One might say that Sen. Rand PaulRand PaulRepublicans question Trump's trip to Scotland Hate TV customer service? So does your senator Overnight Cybersecurity: Senate narrowly rejects expanding FBI surveillance powers MORE (R-Ky.) was for the hate politics of the far right before he was against it. One day, with a smile, Paul gives a speech calling on Republicans to be positive, inclusive and offer a happy face to voters.
On another day, with a snarl, Paul launches gutter-level attacks against Bill ClintonBill ClintonClinton slams Trump on immigration in Arizona op-ed The Trail 2016: Berning embers Poll: Most say Trump should cut business ties MORE, the enormously popular former Democratic president.
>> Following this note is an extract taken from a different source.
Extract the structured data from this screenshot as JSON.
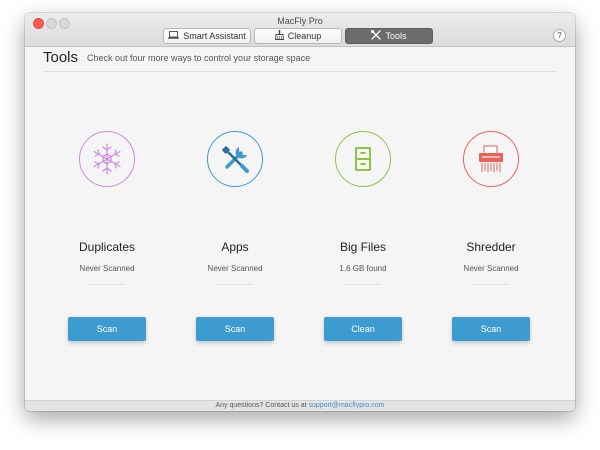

Perhaps Paul read my column. He is now saying that Republicans need to be more positive. But he has not retracted his discredited smears against Clinton. The Republican disease is that certain spinmeisters convince politicians like Paul that they have to hate liberal Democrats to be nominated, while other spinmeisters convince politicians like Paul that they have to be positive to avoid being slaughtered by Democrats like the Clintons in general elections. Hence, the two faces of Rand Paul.
There is one thing we can all agree on. In polls galore, Hillary ClintonHillary Rodham ClintonClinton aide: Trump does what's best for his bottom line Gingrich slams Clinton: 'What has she been right about?' Sanders to Clinton: 'Stand up, be bolder' to win over supporters MORE would defeat every potential Republican opponent in 2016 by landslide margins. Based on every poll I know of, Clinton looks like Babe Ruth and Paul looks like the little league for the 2016 race.
Against Clinton, voters don't like either of the two faces of Paul. The net impact of the Benghazi attacks against Clinton: zero. The net impact of ObamaCare attacks against Clinton: zero. The net impact of Paul's cheap shots against Bill Clinton: great for the Clintons and disastrous for Paul.
My advice to Paul: He should lose one of his two faces. As Ted Nugent should apologize to Barack ObamaBarack ObamaCannabis conversation urged at North American Leaders Summit Obama: 'There's still work to do' for gay community Our most toxic export: American politick MORE, Rand Paul should apologize to Bill Clinton.
Budowsky was an aide to former Sen. Lloyd Bentsen and Bill Alexander, then chief deputy majority whip of the House. He holds an LL.M. degree in international financial law from the London School of Economics. Contact him at email@example.com.